Your objective -> In the response, each entry below should appear again exactly as given.

Web page and app entries
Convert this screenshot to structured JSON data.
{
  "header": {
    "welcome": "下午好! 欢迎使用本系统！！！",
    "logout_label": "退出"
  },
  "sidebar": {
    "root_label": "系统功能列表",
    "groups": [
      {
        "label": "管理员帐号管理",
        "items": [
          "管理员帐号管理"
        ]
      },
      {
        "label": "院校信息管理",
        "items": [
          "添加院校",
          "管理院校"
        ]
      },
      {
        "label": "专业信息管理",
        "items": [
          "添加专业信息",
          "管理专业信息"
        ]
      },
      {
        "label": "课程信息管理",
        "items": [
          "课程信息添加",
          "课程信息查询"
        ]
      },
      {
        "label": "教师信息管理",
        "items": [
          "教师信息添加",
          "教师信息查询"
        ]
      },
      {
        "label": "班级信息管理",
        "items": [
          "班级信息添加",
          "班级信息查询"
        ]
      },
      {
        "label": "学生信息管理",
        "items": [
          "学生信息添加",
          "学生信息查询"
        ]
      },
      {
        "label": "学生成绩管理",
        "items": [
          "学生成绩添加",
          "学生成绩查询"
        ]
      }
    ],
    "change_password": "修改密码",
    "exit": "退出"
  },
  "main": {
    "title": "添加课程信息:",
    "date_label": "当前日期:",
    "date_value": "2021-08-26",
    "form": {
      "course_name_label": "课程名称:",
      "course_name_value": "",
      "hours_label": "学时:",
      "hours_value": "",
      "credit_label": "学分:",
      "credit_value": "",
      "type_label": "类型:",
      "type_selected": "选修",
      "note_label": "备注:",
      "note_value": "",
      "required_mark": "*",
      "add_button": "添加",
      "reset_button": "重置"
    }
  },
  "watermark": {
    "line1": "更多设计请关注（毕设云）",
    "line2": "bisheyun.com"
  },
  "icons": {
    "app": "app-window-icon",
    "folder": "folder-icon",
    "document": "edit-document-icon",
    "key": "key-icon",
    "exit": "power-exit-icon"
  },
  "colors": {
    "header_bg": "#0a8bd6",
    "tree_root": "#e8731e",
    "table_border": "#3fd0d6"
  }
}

Reply to the task ->
Convert this screenshot to structured JSON data.
{
  "header": {
    "welcome": "下午好! 欢迎使用本系统！！！",
    "logout_label": "退出"
  },
  "sidebar": {
    "root_label": "系统功能列表",
    "groups": [
      {
        "label": "管理员帐号管理",
        "items": [
          "管理员帐号管理"
        ]
      },
      {
        "label": "院校信息管理",
        "items": [
          "添加院校",
          "管理院校"
        ]
      },
      {
        "label": "专业信息管理",
        "items": [
          "添加专业信息",
          "管理专业信息"
        ]
      },
      {
        "label": "课程信息管理",
        "items": [
          "课程信息添加",
          "课程信息查询"
        ]
      },
      {
        "label": "教师信息管理",
        "items": [
          "教师信息添加",
          "教师信息查询"
        ]
      },
      {
        "label": "班级信息管理",
        "items": [
          "班级信息添加",
          "班级信息查询"
        ]
      },
      {
        "label": "学生信息管理",
        "items": [
          "学生信息添加",
          "学生信息查询"
        ]
      },
      {
        "label": "学生成绩管理",
        "items": [
          "学生成绩添加",
          "学生成绩查询"
        ]
      }
    ],
    "change_password": "修改密码",
    "exit": "退出"
  },
  "main": {
    "title": "添加课程信息:",
    "date_label": "当前日期:",
    "date_value": "2021-08-26",
    "form": {
      "course_name_label": "课程名称:",
      "course_name_value": "",
      "hours_label": "学时:",
      "hours_value": "",
      "credit_label": "学分:",
      "credit_value": "",
      "type_label": "类型:",
      "type_selected": "选修",
      "note_label": "备注:",
      "note_value": "",
      "required_mark": "*",
      "add_button": "添加",
      "reset_button": "重置"
    }
  },
  "watermark": {
    "line1": "更多设计请关注（毕设云）",
    "line2": "bisheyun.com"
  },
  "icons": {
    "app": "app-window-icon",
    "folder": "folder-icon",
    "document": "edit-document-icon",
    "key": "key-icon",
    "exit": "power-exit-icon"
  },
  "colors": {
    "header_bg": "#0a8bd6",
    "tree_root": "#e8731e",
    "table_border": "#3fd0d6"
  }
}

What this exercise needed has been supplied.